3. Locate the center of each circle to be measured.
3.1. Depending on the individual project, this step will vary.
3.2. In this project, the three crop circles were each identically laid out.
3.3. Use a protractor or geomagnetic compass to find the centers of the circles.  This part of the method will be extensively built out in the book.
4. Place a stake in the center of each circle.
5. Tie a piece of twine to each stake THEN cut the twine to the length of the radius of the circle to be measured.
6. PLEASE NOTE: After much trial and error, it was discovered that tying the twine to the stake and only then cutting it to size is more accurate, less time-consuming, and wastes less material on mistakes than cutting before tying.
7. Pull the twine tight between the stake and the end of the twine.
8. Revolve the twine around the stake at ground level.
9. The full area underneath the twine as it revolves is where the circle lays.
10. Place material, such as soil or mulch, either underneath the twine (within the circle) or not underneath the twine (outside of the circle).

The development of the Krantz revolution method was inspired by reading about how ancient Egyptians used knotted rope to create a right triangle with sides the lengths of 3, 4, and 5 units for reference. For example, for squaring corners of buildings. The 3-4-5 right triangle is also the basis of the Pythagorean theorem.

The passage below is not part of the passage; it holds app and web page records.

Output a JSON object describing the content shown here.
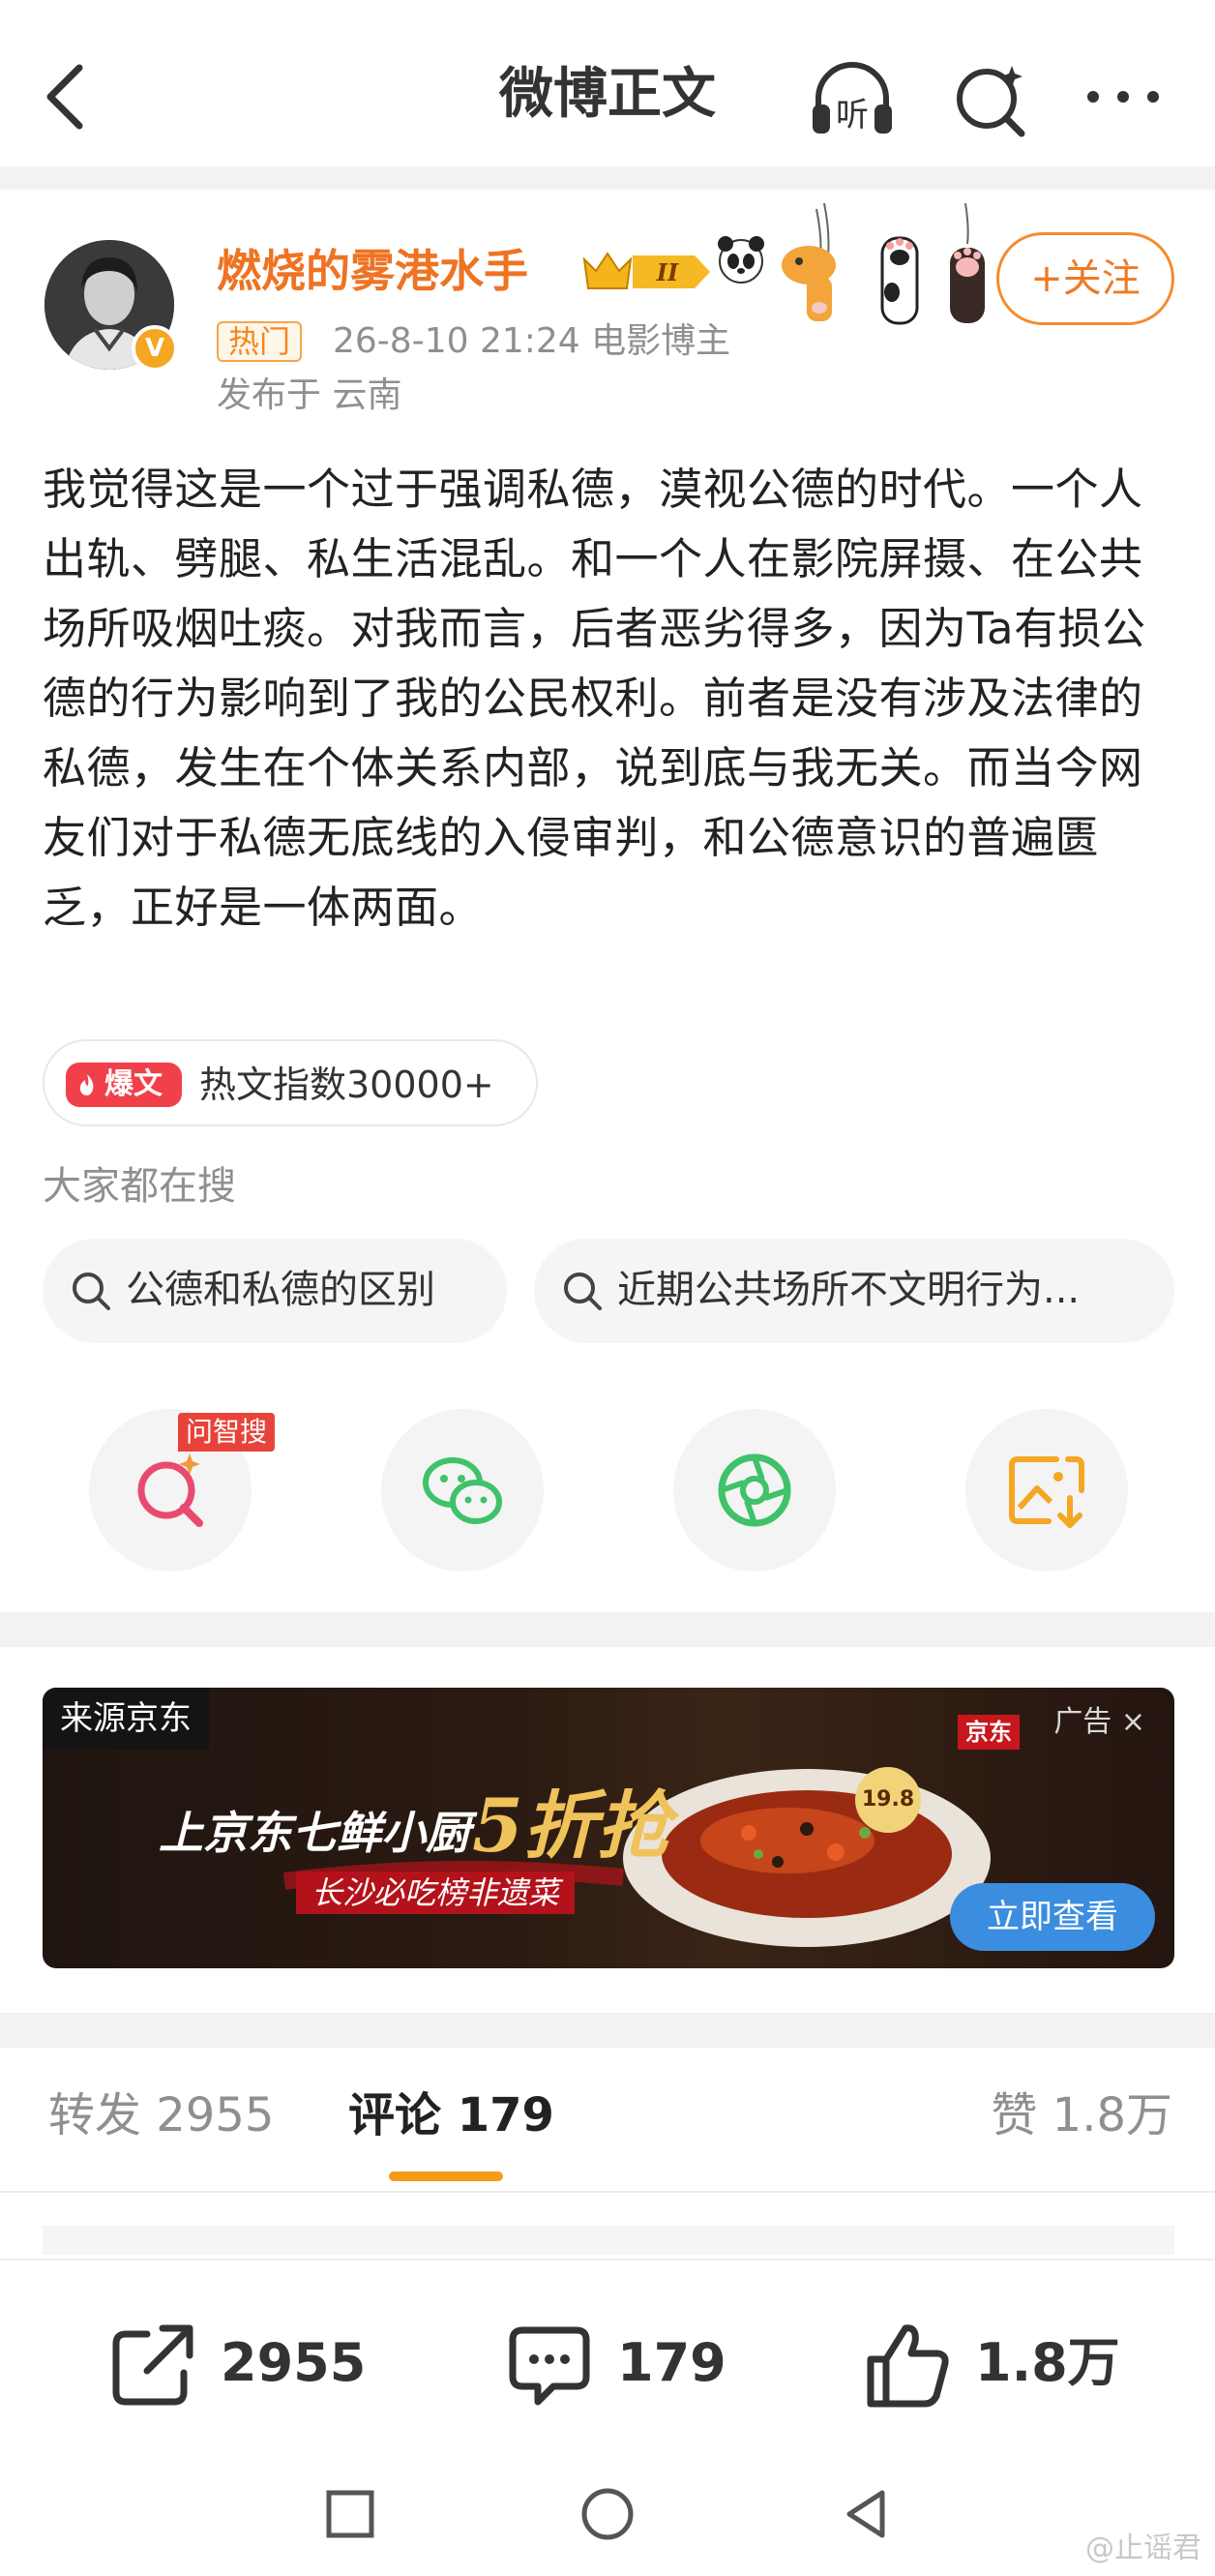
{
  "header": {
    "title": "微博正文",
    "listen_icon_text": "听"
  },
  "post": {
    "author": {
      "name": "燃烧的雾港水手",
      "avatar_badge": "V",
      "level_badge": "II"
    },
    "follow_label": "+关注",
    "hot_tag": "热门",
    "meta": "26-8-10 21:24  电影博主",
    "location": "发布于 云南",
    "text": "我觉得这是一个过于强调私德，漠视公德的时代。一个人出轨、劈腿、私生活混乱。和一个人在影院屏摄、在公共场所吸烟吐痰。对我而言，后者恶劣得多，因为Ta有损公德的行为影响到了我的公民权利。前者是没有涉及法律的私德，发生在个体关系内部，说到底与我无关。而当今网友们对于私德无底线的入侵审判，和公德意识的普遍匮乏，正好是一体两面。",
    "hot_index": {
      "badge": "爆文",
      "text": "热文指数30000+"
    }
  },
  "search_suggest": {
    "title": "大家都在搜",
    "chips": [
      "公德和私德的区别",
      "近期公共场所不文明行为..."
    ]
  },
  "share": {
    "wenzhisou_badge": "问智搜",
    "items": [
      "wenzhisou-icon",
      "wechat-icon",
      "moments-icon",
      "save-image-icon"
    ]
  },
  "ad": {
    "source": "来源京东",
    "label": "广告 ×",
    "headline": "上京东七鲜小厨",
    "discount": "5折抢",
    "sub": "长沙必吃榜非遗菜",
    "price": "19.8",
    "brand": "京东",
    "cta": "立即查看"
  },
  "tabs": {
    "repost": "转发 2955",
    "comment": "评论 179",
    "like": "赞 1.8万"
  },
  "actions": {
    "repost": "2955",
    "comment": "179",
    "like": "1.8万"
  },
  "watermark": "@止谣君",
  "colors": {
    "accent_orange": "#f07a24",
    "name_orange": "#ee7322",
    "tab_underline": "#f59b16",
    "hot_red": "#f2404a",
    "wechat_green": "#3fc26a",
    "cta_blue": "#3b8de0"
  }
}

Participation Summary
1 Farmers participating in research

Educational & Outreach Activities

40 Consultations
2 Curricula, factsheets or educational tools
3 On-farm demonstrations
15 Tours
3 Webinars / talks / presentations
2 Workshop field days

Participation Summary:

20 Farmers participated
Education/outreach description:

In 2023 (Year 2), I plan to publish 2 books for this project:  1) a deep dive into what happened during Year 1 and 2) a method book for the Krantz revolution method of building circular plantings (developed from working on this project).  The books will be published digitally, hardcover, and paperback.  I think that books are better than field days and harvest celebrations at getting the information from this project out to the public and into the hands of farmers and of farmers-to-be who will be inspired by this simplified method of building circular crop formations.  The interest in the project is "high intensity but low density interest":  individuals who are interested are VERY interested but I don't come across them that often.  

The display garden in my front yard (Circle #1) was designed to serve as a spectacularly attractive advertisement for Jimmy Red Corn, the other plants, and for urban agriculture in general, and I think that my neighbors who go by on foot REALLY liked the Jimmy Red Corn, because about half to 3/5 of it is missing from the field.  See next figure: The Statistical Mystery of the Missing Jimmy Red Corn.

bar graph in blue

So even though attendance at Field Days was low (and the Harvest Festival was cancelled due to illness), obviously the front yard Circle #1 has served strongly to get the message out about urban agriculture with heirloom varieties and my neighbors liked what they ate.  I think they took the squash blossoms from Circle #1, too.  It wasn't the deer getting the corn, because the corn disappeared slowly and the deer ravaged the sunflowers all at once one night, as if they didn't normally go into the front yard (maybe due to the street light).  Nothing was damaged, though I did lose a digital calipers and had to buy another one.  Perhaps the corn loving people also took the calipers.

The 2 field days went well, in spite of low attendance.  The 3 sisters stew that we cooked at the 2nd field day in a cast iron Dutch oven was delicious.  Due to my disabilities, I cannot do more public events here at this time.  I am going to reach out to people via the written word instead of expecting them to come to me.  

I reached out to about 25 media and none of them wanted to cover the project.

Education/Outreach Materials:

Information Products

Any opinions, findings, conclusions, or recommendations expressed in this publication are those of the author(s) and do not necessarily reflect the view of the U.S. Department of Agriculture or SARE.